Jaguar Land Rover Is Dependent on Diesel. It Wants to Change That
(Bloomberg) -- Jaguar Land Rover is raising investment by about a quarter over the next three years as part of a plan by the diesel-dependent automaker to be able to offer electric versions of all its models.
Britain’s biggest carmaker, owned by India’s Tata Motors Ltd, will invest a total of 13.5 billion pounds ($18 billion) worldwide during the period, according to a presentation to investors Monday. That’s a 26 percent increase from 10.7 billion pounds over the three previous years through March 2018.
The higher spending comes even as the automaker said sales and revenue in the year to March “did not grow as much as we planned” because of customers’ wariness about buying diesel-fueled vehicles in the U.K. and Europe. The company said margins and profitability were “well below” internal targets and led to negative cash flow after investment.
JLR is increasing spending to be able to produce by 2025 three versions of all its models, including those powered by fossil fuels, electric batteries or a combination of both, according to the presentation. The company will only offer fully electric versions if there is enough customer demand, a spokesman said. Diesel vehicles accounted for about 87 percent of the company’s sales in the U.K. and Europe in the fourth quarter of 2018, a high level in light of the unfolding scandal about emissions that erupted in 2015 at Volkswagen AG and has cooled customer demand.
All six of JLR’s U.K. manufacturing platforms at plants in the West Midlands and in Halewood, Merseyside will be retooled to produce vehicles with the new engines, the spokesman said.
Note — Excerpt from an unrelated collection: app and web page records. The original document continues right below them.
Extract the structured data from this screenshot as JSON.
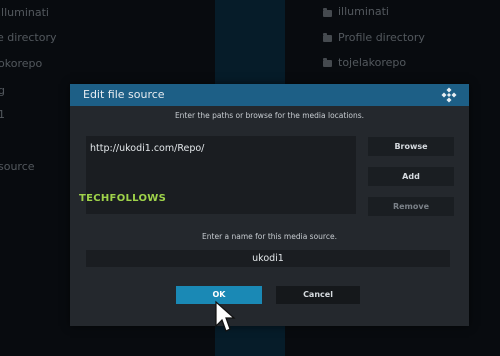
{
  "background": {
    "left_items": [
      "illuminati",
      "e directory",
      "okorepo",
      "g",
      "1",
      "source"
    ],
    "right_items": [
      "illuminati",
      "Profile directory",
      "tojelakorepo"
    ]
  },
  "dialog": {
    "title": "Edit file source",
    "paths_hint": "Enter the paths or browse for the media locations.",
    "path_value": "http://ukodi1.com/Repo/",
    "buttons": {
      "browse": "Browse",
      "add": "Add",
      "remove": "Remove"
    },
    "name_hint": "Enter a name for this media source.",
    "name_value": "ukodi1",
    "ok": "OK",
    "cancel": "Cancel"
  },
  "watermark": "TECHFOLLOWS",
  "icons": {
    "app_logo": "kodi-logo-icon",
    "folder": "folder-icon",
    "cursor": "mouse-pointer-icon"
  },
  "colors": {
    "header": "#1d5f86",
    "ok_button": "#1a89b5",
    "watermark": "#9fd34a"
  }
}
The carmaker has previously said every vehicle it launches from 2020 will have an electrified element, though this may mean hybrid cars rather than fully electric ones in some cases.
The company also said it plans to open a software, information technology and engineering center in Manchester, northern England, to work on connected-car technology.
©2018 Bloomberg L.P.